* **PROBLEM DETAILS**
Return the records verbatim.

START RECORDS FOR THE TASK

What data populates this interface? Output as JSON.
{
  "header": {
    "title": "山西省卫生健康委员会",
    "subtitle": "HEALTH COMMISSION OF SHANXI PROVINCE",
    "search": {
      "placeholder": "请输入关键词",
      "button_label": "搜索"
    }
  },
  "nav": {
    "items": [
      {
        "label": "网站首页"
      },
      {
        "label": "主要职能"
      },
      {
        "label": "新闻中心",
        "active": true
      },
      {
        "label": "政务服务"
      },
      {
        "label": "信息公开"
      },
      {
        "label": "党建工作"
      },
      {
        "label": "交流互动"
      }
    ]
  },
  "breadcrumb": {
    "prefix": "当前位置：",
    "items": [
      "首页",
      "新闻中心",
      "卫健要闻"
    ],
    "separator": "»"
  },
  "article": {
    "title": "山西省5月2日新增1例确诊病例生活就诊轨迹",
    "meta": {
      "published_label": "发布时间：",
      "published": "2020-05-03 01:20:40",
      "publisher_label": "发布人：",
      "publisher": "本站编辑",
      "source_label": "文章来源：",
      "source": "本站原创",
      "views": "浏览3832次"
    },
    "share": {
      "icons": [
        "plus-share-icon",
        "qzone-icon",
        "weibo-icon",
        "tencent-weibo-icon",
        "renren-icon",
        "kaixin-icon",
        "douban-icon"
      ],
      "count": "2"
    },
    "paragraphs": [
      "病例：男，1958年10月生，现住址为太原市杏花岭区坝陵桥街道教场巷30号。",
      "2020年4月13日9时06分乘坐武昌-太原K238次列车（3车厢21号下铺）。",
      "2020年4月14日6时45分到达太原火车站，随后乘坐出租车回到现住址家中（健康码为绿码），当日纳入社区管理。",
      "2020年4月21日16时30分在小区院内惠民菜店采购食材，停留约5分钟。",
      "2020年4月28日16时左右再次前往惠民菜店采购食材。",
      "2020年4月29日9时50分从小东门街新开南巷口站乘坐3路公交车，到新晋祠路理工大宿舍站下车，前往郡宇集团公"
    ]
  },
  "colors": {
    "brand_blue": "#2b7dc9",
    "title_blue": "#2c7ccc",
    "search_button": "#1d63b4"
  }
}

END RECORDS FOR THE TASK

* **THE COMPLETED TASK**
What data populates this interface? Output as JSON.
{
  "header": {
    "title": "山西省卫生健康委员会",
    "subtitle": "HEALTH COMMISSION OF SHANXI PROVINCE",
    "search": {
      "placeholder": "请输入关键词",
      "button_label": "搜索"
    }
  },
  "nav": {
    "items": [
      {
        "label": "网站首页"
      },
      {
        "label": "主要职能"
      },
      {
        "label": "新闻中心",
        "active": true
      },
      {
        "label": "政务服务"
      },
      {
        "label": "信息公开"
      },
      {
        "label": "党建工作"
      },
      {
        "label": "交流互动"
      }
    ]
  },
  "breadcrumb": {
    "prefix": "当前位置：",
    "items": [
      "首页",
      "新闻中心",
      "卫健要闻"
    ],
    "separator": "»"
  },
  "article": {
    "title": "山西省5月2日新增1例确诊病例生活就诊轨迹",
    "meta": {
      "published_label": "发布时间：",
      "published": "2020-05-03 01:20:40",
      "publisher_label": "发布人：",
      "publisher": "本站编辑",
      "source_label": "文章来源：",
      "source": "本站原创",
      "views": "浏览3832次"
    },
    "share": {
      "icons": [
        "plus-share-icon",
        "qzone-icon",
        "weibo-icon",
        "tencent-weibo-icon",
        "renren-icon",
        "kaixin-icon",
        "douban-icon"
      ],
      "count": "2"
    },
    "paragraphs": [
      "病例：男，1958年10月生，现住址为太原市杏花岭区坝陵桥街道教场巷30号。",
      "2020年4月13日9时06分乘坐武昌-太原K238次列车（3车厢21号下铺）。",
      "2020年4月14日6时45分到达太原火车站，随后乘坐出租车回到现住址家中（健康码为绿码），当日纳入社区管理。",
      "2020年4月21日16时30分在小区院内惠民菜店采购食材，停留约5分钟。",
      "2020年4月28日16时左右再次前往惠民菜店采购食材。",
      "2020年4月29日9时50分从小东门街新开南巷口站乘坐3路公交车，到新晋祠路理工大宿舍站下车，前往郡宇集团公"
    ]
  },
  "colors": {
    "brand_blue": "#2b7dc9",
    "title_blue": "#2c7ccc",
    "search_button": "#1d63b4"
  }
}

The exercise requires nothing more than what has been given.